The captive Insurance Law is a fine and modern piece of legislation which should establish the jurisdiction as a domicile of choice for captive insurers focusing on Africa and why not Asia too.
The Act only applies to “pure captives” meaning the business of undertaking liability restricted to the risks of parent and affiliated corporations. The Insurance Act 2005 which has now been amended was previously governing captives but unfortunately not in a satisfactory manner. Captive insurers will be regulated by the Financial Services Commission and can also be licensed as Global Business Companies Category I.
Mauritius offers an attractive and stable environment for captive insurance companies. The Captive Insurance business has become an ever increasing method for companies to manage their annual premium payments with sustained and continued growth over the past decade. There are over 5,700 captives worldwide writing a total of more than USD 55 billion of premiums annually.

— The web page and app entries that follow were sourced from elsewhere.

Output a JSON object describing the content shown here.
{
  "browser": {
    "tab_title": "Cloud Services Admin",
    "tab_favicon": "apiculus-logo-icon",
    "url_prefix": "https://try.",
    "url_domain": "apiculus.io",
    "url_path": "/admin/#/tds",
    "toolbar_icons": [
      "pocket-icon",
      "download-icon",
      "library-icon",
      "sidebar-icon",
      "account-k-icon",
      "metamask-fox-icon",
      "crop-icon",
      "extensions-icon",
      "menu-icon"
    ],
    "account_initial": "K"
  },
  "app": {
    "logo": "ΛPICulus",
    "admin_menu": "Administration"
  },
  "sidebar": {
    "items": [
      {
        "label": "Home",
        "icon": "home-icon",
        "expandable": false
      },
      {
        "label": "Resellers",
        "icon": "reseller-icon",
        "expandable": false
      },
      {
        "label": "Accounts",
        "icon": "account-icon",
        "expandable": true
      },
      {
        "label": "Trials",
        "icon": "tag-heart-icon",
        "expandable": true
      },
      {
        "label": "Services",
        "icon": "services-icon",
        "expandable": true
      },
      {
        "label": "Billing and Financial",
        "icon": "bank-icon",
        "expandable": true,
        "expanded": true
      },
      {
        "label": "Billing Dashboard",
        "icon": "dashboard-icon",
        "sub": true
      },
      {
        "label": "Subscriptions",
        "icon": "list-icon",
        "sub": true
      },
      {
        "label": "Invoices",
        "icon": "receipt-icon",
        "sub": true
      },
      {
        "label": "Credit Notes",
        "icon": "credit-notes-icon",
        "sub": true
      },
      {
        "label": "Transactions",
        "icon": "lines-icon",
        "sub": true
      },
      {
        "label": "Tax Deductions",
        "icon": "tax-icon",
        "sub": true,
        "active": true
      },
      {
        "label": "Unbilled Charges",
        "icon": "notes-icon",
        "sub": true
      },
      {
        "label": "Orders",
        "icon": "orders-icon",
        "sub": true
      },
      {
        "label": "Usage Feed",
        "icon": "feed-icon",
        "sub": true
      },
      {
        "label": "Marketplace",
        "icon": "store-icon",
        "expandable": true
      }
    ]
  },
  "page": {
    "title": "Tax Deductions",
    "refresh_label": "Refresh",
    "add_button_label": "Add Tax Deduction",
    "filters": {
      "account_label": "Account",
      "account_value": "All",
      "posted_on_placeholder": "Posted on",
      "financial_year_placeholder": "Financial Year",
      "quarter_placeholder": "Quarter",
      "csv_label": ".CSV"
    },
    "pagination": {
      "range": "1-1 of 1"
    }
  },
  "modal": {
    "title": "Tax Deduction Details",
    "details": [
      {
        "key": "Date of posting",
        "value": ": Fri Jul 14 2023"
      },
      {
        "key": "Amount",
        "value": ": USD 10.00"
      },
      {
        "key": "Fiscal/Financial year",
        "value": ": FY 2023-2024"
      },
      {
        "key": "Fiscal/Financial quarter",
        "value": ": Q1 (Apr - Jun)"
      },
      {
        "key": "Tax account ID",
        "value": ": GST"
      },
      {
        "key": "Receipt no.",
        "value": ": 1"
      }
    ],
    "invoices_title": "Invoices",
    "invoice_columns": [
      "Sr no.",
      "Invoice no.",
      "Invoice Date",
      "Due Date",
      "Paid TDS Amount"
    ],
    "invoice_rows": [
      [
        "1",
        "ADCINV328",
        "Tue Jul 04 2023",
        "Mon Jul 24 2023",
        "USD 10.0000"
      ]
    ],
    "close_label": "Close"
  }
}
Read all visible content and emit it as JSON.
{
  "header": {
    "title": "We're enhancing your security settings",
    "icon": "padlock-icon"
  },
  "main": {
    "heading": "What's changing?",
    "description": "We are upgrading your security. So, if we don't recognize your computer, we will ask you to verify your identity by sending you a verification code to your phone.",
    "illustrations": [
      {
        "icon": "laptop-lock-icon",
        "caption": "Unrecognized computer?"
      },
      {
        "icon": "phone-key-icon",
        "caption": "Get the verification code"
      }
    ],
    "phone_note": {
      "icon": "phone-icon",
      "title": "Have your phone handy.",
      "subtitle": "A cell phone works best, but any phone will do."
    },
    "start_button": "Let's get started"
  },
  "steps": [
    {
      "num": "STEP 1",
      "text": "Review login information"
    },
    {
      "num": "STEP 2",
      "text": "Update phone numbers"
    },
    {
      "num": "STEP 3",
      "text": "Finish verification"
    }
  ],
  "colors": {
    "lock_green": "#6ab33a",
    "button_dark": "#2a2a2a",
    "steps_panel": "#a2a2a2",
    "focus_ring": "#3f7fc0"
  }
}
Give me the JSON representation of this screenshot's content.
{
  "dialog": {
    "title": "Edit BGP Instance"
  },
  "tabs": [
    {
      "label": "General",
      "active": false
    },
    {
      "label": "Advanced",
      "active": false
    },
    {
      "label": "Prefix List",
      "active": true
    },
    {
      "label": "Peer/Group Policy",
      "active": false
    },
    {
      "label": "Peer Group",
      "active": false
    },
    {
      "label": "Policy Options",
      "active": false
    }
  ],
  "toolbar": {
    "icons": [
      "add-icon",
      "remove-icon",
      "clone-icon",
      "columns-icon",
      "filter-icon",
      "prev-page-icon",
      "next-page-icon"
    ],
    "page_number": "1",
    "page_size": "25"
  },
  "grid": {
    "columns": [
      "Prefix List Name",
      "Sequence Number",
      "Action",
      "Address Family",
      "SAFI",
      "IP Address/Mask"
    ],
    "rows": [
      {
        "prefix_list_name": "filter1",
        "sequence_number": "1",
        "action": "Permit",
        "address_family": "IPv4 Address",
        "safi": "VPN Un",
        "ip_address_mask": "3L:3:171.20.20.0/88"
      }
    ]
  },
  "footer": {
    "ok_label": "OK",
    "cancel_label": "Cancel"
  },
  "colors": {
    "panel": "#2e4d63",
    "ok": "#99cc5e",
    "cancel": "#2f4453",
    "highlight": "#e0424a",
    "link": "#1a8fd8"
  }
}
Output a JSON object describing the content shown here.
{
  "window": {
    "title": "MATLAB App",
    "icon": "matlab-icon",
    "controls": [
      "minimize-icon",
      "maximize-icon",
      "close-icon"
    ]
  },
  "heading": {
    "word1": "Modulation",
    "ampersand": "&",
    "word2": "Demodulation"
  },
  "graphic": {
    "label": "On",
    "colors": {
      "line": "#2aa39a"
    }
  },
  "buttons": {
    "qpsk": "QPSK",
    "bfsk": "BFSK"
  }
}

A captive is a wholly owned subsidiary created to provide insurance to its parent company and group. It is essentially a form of self-insurance where the insurer is owned by the insured. It reduces costs and risk management and enhances risk control. These captives do not offer insurance to the public. They do not cover life insurance business or items such as liability for motor vehicles.
The Financial Services Commission, Mauritius (the ‘FSC’) is the integrated regulator for the non-bank financial services sector and global business. Established in 2001, the FSC is mandated under the Financial Services Act 2007 and has as enabling legislations the Securities Act 2005, the Insurance Act 2005 and the Private Pension Schemes Act 2012 to license, regulate, monitor and supervise the conduct of business activities in these sectors. The current regulatory framework has many strong elements, including reliance on solvency monitoring, prudent asset diversification, international accounting standards, and actuarial methods.